He avoided criticising his Labour colleagues for doing nothing to sell a CGT and accompanying income tax cuts, or his NZ First colleagues voicing concerns around the impacts on farmers and small businesses.
He also avoided saying whether the vacuum left open by the Government deciding to announce its decision on tax two months after the TWG released its recommendations, was in part to blame for the outcome.
Since in government, Labour Party ministers have avoided voicing their support for a CGT. Instead they’ve passively said they’d consider the TWG’s recommendations, with Ardern repeatedly saying her job was to build “consensus” among the parties in government.
On Wednesday – when it was too late – she was explicit: “I genuinely believe there are inequities in our tax system that a capital gains tax in some form could have helped to resolve. That’s an argument Labour has made as a party since 2011…
“While I have believed in a CGT, it’s clear many New Zealanders do not. That is why I am also ruling out a capital gains tax under my leadership in the future.”
It appears Labour’s strategy has been to test the waters and gauge public opinion.
But pawning off responsibility to TWG chair Michael Cullen to come in to bat for a policy that was always going to be a hard sell, was never going to be good enough.
National stripped of ammo
At the start of this piece I said NZ First was the only winner. National is no exception to this statement.
The Government canning a CGT has stripped it of nearly all its ammunition going in to the 2020 election.
Bridges on Wednesday continued down the scaremongering path, saying a vacant land tax, an agricultural tax and a waste tax were still on the table.
“Prime Minister Jacinda Ardern says she personally still wants a CGT and that our tax system is unfair. New Zealanders simply can’t trust Labour when it comes to tax,” he said.

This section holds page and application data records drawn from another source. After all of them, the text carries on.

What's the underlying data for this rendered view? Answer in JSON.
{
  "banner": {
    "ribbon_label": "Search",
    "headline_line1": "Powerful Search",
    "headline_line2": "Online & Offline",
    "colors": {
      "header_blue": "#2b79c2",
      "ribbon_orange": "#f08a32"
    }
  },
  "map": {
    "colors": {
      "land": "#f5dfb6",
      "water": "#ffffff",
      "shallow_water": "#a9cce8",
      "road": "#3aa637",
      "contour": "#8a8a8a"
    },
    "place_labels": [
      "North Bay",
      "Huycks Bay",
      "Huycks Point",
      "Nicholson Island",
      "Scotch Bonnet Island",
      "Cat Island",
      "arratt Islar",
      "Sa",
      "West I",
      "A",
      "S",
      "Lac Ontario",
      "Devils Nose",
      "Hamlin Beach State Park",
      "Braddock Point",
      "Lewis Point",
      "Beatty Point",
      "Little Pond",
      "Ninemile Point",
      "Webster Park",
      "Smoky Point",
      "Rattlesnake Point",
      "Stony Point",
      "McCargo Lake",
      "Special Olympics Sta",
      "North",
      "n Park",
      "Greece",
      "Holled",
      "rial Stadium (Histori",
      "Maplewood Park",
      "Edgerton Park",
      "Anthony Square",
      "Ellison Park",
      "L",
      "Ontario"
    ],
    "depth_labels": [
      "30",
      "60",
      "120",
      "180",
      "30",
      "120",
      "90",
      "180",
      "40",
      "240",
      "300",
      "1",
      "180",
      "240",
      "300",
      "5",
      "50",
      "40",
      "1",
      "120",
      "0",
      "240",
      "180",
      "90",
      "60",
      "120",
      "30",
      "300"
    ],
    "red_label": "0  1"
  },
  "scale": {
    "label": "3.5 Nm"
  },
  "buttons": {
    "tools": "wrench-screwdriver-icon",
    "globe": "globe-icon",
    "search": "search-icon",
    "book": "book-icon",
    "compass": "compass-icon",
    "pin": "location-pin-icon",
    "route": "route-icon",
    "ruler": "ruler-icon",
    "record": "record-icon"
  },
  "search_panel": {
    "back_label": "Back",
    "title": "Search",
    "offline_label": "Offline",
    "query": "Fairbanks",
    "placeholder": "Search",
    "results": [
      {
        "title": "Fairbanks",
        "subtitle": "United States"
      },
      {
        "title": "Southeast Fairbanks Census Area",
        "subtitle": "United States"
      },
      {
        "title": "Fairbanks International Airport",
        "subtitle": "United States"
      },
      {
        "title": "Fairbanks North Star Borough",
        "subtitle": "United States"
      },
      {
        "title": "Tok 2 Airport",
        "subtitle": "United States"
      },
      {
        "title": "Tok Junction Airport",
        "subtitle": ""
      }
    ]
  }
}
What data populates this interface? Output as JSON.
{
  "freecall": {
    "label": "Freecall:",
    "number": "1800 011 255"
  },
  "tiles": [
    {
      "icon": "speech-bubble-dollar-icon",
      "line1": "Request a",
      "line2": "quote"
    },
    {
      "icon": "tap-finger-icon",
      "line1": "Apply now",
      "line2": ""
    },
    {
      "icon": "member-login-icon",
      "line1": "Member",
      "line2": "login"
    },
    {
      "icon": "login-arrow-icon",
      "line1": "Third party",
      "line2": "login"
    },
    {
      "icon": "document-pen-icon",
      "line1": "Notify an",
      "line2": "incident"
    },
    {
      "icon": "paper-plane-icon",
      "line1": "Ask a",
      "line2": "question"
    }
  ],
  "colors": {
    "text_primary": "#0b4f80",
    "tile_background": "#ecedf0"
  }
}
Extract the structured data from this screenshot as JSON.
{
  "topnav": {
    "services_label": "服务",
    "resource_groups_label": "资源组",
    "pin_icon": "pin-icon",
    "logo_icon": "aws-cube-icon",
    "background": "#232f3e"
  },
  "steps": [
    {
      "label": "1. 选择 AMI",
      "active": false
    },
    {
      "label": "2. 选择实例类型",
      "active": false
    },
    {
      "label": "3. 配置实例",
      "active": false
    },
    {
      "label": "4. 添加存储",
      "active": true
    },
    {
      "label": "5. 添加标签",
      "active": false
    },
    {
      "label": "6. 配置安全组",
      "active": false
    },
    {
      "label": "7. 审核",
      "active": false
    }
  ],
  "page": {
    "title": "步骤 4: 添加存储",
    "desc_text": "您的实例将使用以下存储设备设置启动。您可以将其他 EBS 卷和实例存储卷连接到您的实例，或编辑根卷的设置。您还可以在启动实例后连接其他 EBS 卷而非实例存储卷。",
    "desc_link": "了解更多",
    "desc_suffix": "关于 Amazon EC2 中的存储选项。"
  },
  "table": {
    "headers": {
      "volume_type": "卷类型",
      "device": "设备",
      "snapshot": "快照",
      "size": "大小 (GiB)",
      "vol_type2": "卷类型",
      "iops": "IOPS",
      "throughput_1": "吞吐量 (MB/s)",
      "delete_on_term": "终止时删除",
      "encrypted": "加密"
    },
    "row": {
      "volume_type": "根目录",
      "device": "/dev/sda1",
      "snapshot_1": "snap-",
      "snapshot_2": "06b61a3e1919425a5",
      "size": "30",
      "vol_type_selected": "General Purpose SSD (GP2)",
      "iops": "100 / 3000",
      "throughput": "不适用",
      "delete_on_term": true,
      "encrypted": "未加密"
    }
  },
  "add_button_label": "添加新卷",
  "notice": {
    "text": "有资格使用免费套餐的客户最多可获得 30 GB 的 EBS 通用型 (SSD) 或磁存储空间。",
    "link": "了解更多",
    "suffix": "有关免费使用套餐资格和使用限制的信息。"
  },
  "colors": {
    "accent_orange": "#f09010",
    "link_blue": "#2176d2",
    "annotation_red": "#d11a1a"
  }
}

However the tax-related press releases National sends out on an almost daily basis will carry even less weight with a CGT off the table.
Bridges also attacked the Government for in its “so called year of delivery” dropping its “flagship tax policy”.
“It’s a humiliating backdown,” he said.
Sure – but a backdown is what he wanted. This rhetoric will only get him so far.
National now needs to get its own house in order and show it has some other strings to its bow, as it fires shots at the Government.
It can no longer bet on a CGT seeing Labour lose the election.
Let’s actually do this
Ardern said she was a “pragmatic idealist” and there was “disappointment but acceptance” among her colleagues in caucus over the CGT being off the table.
Her challenge now is to prove she has enough pragmatism to get stuff done.
The Government desperately needs to get runs on the scoreboard.
It needs to up the ante reforming the Building Act to streamline the consenting process for prefabs, kick the Housing and Urban Development Authority into gear, prove the Provincial Growth Fund is more than a slush fund, clarify its population policy, more clearly illustrate how the “wellbeing budget” will truly be transformative, detail how it's reducing child poverty and the list goes on.
Ardern has the leadership skills. She now needs to convince the public she has the authority.
As for the Greens, it’s been gazumped by NZ First on tax. And while the Provincial Growth Fund was allocated $3 billion, its Green Investment Fund was given a measly $100 million.
It will keep claiming the ban of new offshore oil and exploration as a win, but the sheen will wear off if MBIE’s advice is correct and a gas shortage sees us burn more coal and pay more for electricity.
Shaw, now more than ever, needs to get NZ First on board its Zero Carbon Bill, which aims to create an independent agency to manage climate change.
The question will be whether NZ First considers its CGT victory big enough for it to sit back and let Labour and the Greens claim a few wins.